Material for this exercise Start Marker

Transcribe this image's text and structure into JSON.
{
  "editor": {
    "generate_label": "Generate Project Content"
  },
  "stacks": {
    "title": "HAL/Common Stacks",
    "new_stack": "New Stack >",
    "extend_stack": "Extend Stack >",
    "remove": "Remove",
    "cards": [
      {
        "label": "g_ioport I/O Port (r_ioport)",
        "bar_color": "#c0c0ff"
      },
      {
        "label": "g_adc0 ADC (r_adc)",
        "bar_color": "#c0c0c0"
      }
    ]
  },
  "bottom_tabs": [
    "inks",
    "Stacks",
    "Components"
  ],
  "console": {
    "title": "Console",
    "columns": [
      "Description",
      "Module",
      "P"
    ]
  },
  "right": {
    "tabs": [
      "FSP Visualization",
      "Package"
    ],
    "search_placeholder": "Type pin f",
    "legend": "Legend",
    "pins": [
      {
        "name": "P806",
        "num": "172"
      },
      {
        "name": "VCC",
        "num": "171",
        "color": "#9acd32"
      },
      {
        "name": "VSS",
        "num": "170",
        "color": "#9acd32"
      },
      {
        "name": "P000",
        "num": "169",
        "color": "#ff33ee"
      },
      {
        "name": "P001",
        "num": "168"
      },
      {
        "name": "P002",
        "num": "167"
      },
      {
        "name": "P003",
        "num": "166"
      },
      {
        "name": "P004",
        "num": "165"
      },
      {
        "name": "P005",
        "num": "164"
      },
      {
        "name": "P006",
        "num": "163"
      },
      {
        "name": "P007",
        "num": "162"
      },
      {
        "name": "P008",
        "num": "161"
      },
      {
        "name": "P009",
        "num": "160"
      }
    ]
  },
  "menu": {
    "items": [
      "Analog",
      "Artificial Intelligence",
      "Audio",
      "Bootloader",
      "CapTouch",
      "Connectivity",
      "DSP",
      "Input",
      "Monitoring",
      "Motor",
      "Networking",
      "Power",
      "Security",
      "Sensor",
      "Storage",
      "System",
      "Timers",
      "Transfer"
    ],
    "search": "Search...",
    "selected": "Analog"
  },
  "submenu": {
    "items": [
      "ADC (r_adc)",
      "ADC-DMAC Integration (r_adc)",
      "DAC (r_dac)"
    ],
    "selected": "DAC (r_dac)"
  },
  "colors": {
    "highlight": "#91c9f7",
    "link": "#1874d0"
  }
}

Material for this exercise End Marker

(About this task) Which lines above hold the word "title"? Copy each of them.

(Task solution)
    "title": "HAL/Common Stacks",
    "title": "Console",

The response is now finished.